  20. Nicholson KM, Quinn DM, Kellett GL, Warr JR. Preferential killing of multidrug-resistant KB cells by inhibitors of glucosylceramide synthase. Br J Cancer. 1999;81(3):423–30.

    Article  PubMed  PubMed Central  CAS  Google Scholar 

  21. Tyler A, Johansson A, Karlsson T, Gudey SK, Brannstrom T, Grankvist K, Behnam-Motlagh P. Targeting glucosylceramide synthase induction of cell surface globotriaosylceramide (Gb3) in acquired cisplatin-resistance of lung cancer and malignant pleural mesothelioma cells. Exp Cell Res. 2015;336(1):23–32.

    Article  PubMed  CAS  Google Scholar 

  22. Kiguchi K, Iwamori Y, Suzuki N, Kobayashi Y, Ishizuka B, Ishiwata I, Kita T, Kikuchi Y, Iwamori M. Characteristic expression of globotriaosyl ceramide in human ovarian carcinoma-derived cells with anticancer drug resistance. Cancer Sci. 2006;97(12):1321–6.

    Article  PubMed  CAS  Google Scholar 

  23. Grazide S, Terrisse AD, Lerouge S, Laurent G, Jaffrezou JP. Cytoprotective effect of glucosylceramide synthase inhibition against daunorubicin-induced apoptosis in human leukemic cell lines. J Biol Chem. 2004;279(18):18256–61.

    Article  PubMed  CAS  Google Scholar 

Download references


This work was financially supported by Tertiary Education Services Office, Macau Special Administrative Region (GAES-17-001-SKL to Z.-H. Jiang); Macao Science and Technology Development Fund, Macau Special Administrative Region (015/2017/AFJ to Z.-H. Jiang and 023/2016/AFJ to J.-R Wang); and in part by Ph.D. start-up fund of Gannan Medical University (No.201304 granted to H. Huang). The funding bodies have no role in the design of the study and collection, analysis, and interpretation of data and in writing the manuscript.

Availability of data and materials

The datasets used and analyzed during the current study were available from the corresponding author(s) on reasonable request.

Author information

Authors and Affiliations



ZHJ and JRW conceived the research; HH drafted the manuscript, ZHJ, JRW and LFY reviewed and revised it critically; TTT and LFY performed the cell experiments; HH, CCY and MJN carried out the sample preparation, LC-MS analysis and data interpretation; HH and TTT designed the figures.
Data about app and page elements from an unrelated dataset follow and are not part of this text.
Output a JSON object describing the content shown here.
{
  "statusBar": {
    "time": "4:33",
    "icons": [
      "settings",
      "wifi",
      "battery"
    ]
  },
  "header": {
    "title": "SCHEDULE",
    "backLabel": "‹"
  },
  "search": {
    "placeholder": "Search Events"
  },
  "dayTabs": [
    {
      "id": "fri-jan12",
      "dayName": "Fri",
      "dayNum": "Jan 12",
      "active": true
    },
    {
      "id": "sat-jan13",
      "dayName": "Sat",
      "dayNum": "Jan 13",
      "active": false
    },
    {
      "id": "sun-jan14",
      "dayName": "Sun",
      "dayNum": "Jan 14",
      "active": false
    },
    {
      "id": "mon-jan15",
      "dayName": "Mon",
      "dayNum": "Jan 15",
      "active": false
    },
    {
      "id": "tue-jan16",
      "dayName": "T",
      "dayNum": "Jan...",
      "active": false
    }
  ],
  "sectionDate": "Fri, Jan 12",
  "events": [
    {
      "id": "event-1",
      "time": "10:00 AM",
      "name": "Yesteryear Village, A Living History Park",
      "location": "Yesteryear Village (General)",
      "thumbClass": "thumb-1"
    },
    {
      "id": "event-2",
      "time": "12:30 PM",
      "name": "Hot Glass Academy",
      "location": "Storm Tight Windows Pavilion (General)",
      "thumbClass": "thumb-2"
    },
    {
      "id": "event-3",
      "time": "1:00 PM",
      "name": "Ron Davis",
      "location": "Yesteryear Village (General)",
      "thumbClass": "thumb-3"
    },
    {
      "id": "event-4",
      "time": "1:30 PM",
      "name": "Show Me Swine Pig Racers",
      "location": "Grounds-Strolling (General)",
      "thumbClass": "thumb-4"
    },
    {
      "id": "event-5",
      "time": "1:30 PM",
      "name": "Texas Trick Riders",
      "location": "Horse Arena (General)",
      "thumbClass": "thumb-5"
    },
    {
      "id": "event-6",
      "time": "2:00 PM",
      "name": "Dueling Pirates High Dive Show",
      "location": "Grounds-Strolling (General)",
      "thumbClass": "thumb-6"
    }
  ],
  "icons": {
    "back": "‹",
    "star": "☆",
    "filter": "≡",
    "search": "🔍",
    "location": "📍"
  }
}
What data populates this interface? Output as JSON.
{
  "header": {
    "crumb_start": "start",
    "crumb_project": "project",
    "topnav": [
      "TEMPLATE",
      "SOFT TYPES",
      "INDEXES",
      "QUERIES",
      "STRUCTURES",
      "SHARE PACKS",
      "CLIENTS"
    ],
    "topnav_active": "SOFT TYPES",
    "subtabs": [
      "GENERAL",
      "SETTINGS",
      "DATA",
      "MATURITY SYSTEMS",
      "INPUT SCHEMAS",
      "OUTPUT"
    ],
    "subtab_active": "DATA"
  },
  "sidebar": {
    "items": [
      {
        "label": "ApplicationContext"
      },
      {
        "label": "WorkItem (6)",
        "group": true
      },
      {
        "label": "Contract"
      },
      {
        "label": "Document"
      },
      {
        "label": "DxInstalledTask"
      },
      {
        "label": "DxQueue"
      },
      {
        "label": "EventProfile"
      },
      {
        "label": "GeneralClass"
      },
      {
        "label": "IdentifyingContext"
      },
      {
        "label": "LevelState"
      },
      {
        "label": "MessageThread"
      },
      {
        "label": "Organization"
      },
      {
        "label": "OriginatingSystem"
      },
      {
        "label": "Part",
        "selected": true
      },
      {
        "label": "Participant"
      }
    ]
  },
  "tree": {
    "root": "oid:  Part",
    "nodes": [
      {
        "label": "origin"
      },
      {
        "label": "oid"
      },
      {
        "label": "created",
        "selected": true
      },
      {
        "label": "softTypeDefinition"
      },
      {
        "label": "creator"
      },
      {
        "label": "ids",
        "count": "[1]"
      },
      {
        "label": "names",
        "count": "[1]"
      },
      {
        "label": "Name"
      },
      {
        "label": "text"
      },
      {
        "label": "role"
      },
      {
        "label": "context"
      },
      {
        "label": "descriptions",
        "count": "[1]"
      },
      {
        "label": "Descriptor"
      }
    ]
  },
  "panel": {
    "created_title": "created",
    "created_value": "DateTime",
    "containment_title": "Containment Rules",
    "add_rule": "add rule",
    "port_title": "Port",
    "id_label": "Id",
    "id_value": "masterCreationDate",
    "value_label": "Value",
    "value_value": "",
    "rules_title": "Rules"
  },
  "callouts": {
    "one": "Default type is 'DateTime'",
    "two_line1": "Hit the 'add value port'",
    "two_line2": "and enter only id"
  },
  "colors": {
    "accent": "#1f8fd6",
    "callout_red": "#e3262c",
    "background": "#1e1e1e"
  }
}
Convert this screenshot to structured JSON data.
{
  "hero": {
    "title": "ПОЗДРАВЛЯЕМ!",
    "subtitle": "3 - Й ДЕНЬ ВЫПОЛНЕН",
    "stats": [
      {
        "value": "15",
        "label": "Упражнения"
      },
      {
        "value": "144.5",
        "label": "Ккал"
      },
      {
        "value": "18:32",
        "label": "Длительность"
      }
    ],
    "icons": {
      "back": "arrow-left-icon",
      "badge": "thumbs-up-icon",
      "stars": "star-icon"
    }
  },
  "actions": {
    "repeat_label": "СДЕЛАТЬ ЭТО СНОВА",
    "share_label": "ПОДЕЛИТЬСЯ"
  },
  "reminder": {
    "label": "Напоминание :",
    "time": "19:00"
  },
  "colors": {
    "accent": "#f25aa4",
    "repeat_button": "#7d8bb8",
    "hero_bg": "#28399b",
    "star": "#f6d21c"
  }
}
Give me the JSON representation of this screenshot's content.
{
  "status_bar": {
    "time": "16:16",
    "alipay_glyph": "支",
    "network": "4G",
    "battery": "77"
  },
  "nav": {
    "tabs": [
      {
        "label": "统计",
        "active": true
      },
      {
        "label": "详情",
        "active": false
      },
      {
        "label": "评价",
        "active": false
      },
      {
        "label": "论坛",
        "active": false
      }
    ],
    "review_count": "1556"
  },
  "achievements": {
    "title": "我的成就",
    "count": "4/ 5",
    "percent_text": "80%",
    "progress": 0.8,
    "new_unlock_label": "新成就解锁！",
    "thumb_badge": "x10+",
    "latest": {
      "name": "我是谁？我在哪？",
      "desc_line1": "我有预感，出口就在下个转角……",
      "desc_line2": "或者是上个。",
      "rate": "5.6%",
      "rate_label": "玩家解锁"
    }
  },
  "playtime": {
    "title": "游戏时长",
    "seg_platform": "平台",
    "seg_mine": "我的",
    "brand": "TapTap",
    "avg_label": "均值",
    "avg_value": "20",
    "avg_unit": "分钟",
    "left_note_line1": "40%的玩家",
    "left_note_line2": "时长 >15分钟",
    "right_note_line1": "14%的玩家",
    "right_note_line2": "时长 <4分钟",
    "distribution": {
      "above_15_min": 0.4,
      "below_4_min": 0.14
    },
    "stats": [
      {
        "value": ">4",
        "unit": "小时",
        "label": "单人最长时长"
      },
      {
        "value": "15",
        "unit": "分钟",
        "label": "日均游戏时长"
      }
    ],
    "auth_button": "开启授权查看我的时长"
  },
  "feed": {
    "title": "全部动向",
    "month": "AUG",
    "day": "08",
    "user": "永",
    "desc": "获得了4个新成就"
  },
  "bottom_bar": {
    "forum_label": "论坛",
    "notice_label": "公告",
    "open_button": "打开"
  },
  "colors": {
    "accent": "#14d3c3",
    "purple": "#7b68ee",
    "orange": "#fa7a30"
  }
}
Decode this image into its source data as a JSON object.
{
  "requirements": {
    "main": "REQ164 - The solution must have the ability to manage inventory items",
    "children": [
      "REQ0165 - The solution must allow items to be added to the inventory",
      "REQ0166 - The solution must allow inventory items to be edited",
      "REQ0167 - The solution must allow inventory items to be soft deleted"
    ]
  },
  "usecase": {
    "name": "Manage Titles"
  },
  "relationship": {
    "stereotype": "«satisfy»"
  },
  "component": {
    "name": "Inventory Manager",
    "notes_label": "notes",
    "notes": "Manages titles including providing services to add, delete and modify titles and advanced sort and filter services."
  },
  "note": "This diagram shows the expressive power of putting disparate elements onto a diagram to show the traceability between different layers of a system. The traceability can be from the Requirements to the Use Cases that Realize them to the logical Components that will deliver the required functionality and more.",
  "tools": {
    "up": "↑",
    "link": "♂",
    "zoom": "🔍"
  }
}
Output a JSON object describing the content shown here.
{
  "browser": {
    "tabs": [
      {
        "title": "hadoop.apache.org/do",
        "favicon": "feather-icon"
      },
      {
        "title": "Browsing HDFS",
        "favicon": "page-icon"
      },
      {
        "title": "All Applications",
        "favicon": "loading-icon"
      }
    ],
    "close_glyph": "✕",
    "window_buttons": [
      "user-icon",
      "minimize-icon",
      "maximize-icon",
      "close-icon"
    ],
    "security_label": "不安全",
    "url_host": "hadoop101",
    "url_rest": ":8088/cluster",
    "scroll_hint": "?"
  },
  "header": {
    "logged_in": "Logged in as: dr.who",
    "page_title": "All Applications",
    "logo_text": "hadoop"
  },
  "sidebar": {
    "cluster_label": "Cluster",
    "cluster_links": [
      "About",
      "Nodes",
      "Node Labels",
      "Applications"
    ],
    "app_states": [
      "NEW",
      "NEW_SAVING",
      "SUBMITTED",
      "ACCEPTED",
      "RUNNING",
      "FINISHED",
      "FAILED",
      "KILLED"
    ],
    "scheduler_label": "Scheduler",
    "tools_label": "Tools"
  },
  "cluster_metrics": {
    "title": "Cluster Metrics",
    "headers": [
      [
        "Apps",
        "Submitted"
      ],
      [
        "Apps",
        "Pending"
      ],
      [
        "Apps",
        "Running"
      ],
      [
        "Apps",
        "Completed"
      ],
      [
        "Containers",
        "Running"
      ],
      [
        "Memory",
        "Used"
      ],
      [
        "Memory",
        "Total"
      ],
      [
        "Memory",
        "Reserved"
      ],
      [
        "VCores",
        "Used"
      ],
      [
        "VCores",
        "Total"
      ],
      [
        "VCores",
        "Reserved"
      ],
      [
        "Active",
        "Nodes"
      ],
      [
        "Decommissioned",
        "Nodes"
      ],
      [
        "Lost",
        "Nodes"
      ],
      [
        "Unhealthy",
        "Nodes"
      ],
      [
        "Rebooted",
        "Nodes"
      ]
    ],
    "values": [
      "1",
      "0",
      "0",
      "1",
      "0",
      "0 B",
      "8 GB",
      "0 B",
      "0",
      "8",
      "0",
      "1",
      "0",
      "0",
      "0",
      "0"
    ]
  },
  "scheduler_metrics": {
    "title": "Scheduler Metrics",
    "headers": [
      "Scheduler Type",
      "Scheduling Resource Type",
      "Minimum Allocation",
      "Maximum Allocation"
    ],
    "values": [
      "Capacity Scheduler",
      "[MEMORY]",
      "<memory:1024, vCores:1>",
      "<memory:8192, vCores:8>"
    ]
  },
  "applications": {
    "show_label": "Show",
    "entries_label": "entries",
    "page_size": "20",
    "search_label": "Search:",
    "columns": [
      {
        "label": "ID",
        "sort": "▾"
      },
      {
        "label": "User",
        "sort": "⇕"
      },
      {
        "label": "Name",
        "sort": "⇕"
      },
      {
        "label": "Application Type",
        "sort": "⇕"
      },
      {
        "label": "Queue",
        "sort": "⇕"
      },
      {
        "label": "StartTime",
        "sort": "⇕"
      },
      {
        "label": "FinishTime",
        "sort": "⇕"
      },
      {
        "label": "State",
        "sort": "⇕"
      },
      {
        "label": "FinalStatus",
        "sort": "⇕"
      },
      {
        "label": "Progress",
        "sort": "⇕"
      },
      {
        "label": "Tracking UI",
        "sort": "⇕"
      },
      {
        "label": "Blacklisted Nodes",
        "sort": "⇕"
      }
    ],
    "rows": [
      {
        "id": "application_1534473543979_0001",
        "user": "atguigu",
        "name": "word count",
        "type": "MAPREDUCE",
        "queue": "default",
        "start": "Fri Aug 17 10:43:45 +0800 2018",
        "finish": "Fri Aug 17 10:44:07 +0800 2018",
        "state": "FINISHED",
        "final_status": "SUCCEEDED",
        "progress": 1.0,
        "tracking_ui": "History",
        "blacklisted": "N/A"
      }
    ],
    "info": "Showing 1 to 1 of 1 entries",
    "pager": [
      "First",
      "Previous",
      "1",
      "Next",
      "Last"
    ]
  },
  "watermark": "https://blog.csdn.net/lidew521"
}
All authors read and approved the manuscript.

Corresponding authors

Correspondence to Jing-Rong Wang or Zhi-Hong Jiang.

Ethics declarations

Ethics approval and consent to participate

Not applicable.

Consent for publication

Not applicable.

Competing interests

The authors declare that they have no competing interests.

Publisher’s Note

Springer Nature remains neutral with regard to jurisdictional claims in published maps and institutional affiliations.

Rights and permissions

Open Access This article is distributed under the terms of the Creative Commons Attribution 4.0 International License (, which permits unrestricted use, distribution, and reproduction in any medium, provided you give appropriate credit to the original author(s) and the source, provide a link to the Creative Commons license, and indicate if changes were made. The Creative Commons Public Domain Dedication waiver ( applies to the data made available in this article, unless otherwise stated.

Reprints and permissions

About this article

Check for updates. Verify currency and authenticity via CrossMark

Cite this article

Huang, H., Tong, TT., Yau, LF. et al. LC-MS based sphingolipidomic study on A549 human lung adenocarcinoma cell line and its taxol-resistant strain. BMC Cancer 18, 799 (2018).

Download citation

  • Received:

  • Accepted:

  • Published:

  • DOI: